→ **Problem details**: What is the count of lines below that include "icon"? Reply with nothing else.

→ **Data listing**:
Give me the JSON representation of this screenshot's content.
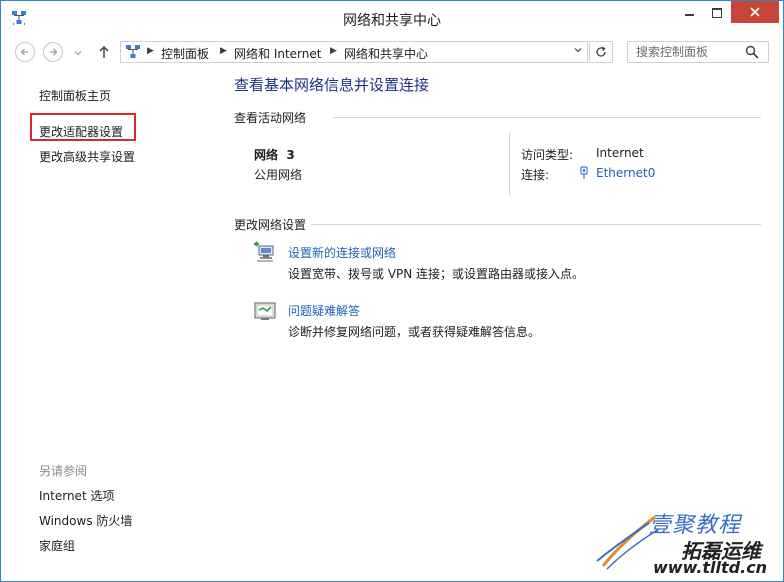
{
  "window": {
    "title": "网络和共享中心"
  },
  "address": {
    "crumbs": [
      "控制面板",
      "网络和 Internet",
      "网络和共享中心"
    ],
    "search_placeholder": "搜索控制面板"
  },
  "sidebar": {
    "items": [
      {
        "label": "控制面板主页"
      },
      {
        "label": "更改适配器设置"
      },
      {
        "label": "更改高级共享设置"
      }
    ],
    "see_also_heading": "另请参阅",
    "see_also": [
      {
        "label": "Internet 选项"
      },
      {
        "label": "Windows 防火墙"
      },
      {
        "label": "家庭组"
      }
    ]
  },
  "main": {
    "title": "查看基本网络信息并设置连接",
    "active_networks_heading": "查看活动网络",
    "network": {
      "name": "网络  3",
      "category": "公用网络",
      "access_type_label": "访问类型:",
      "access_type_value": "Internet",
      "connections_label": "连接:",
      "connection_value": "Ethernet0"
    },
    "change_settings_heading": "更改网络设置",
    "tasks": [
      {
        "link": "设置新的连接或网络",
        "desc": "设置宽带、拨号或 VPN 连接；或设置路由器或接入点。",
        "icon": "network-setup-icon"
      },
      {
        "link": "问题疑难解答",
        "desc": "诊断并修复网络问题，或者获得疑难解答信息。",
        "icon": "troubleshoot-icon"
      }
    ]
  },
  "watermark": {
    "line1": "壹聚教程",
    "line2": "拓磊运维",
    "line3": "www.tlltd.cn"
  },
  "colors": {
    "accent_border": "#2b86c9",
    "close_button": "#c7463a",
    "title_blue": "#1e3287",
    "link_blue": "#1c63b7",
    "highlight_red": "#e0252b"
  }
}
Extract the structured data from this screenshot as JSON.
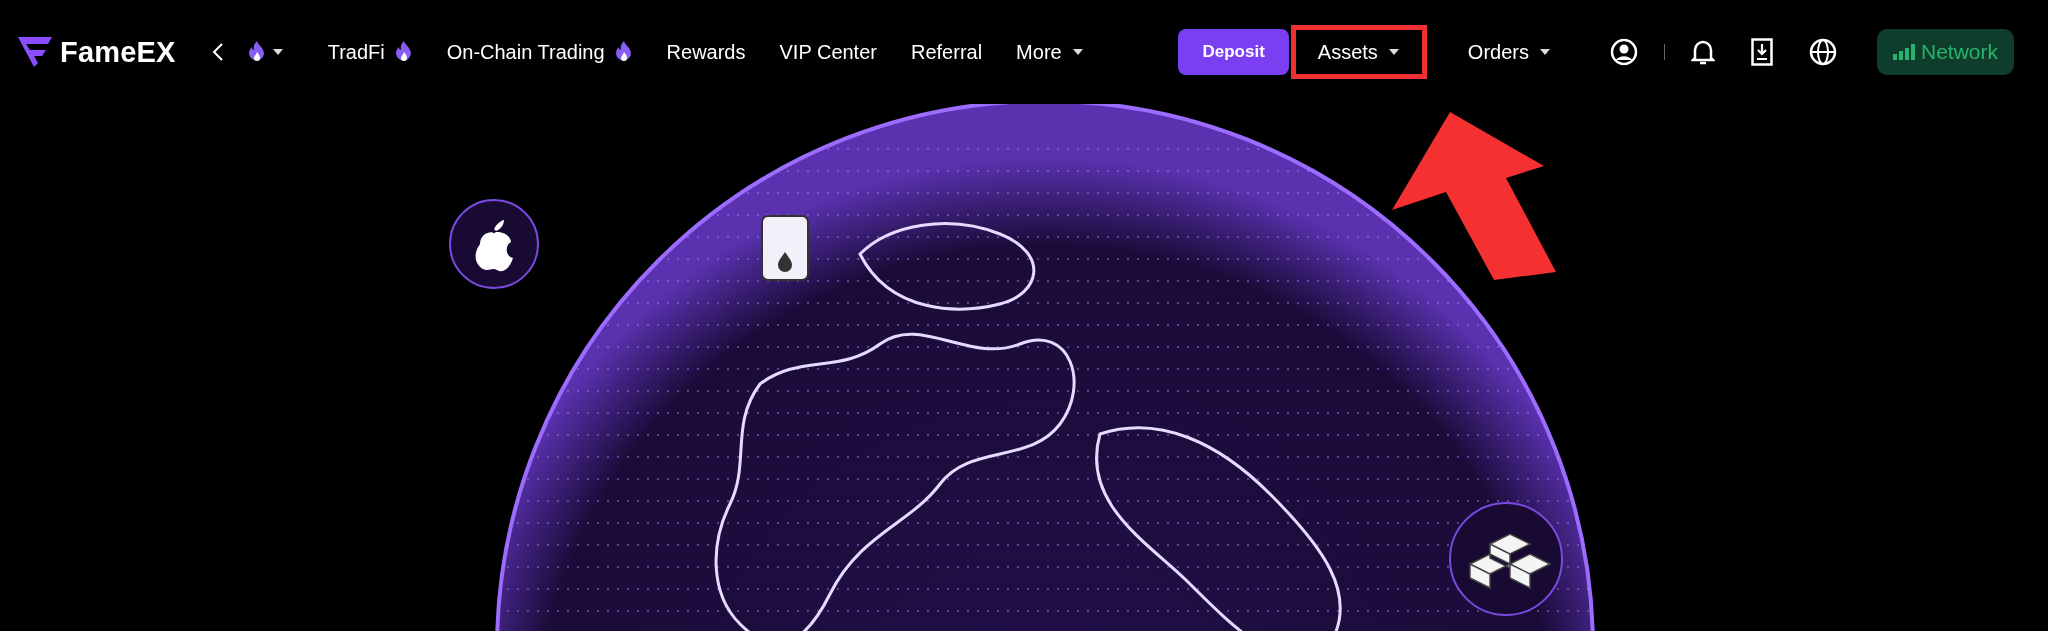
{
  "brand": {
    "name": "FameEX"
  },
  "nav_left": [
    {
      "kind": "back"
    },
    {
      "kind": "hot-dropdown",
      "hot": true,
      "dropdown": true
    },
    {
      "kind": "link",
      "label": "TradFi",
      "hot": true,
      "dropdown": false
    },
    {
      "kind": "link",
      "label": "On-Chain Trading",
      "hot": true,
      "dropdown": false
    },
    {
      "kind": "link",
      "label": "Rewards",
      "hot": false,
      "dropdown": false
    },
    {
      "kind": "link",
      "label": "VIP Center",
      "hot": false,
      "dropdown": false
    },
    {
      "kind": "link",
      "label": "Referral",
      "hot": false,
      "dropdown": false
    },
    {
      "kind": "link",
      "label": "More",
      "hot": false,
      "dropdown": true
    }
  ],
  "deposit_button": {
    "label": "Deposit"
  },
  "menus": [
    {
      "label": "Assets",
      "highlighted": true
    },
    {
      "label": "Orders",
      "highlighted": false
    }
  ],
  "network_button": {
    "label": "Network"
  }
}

→ **Written reply**: 2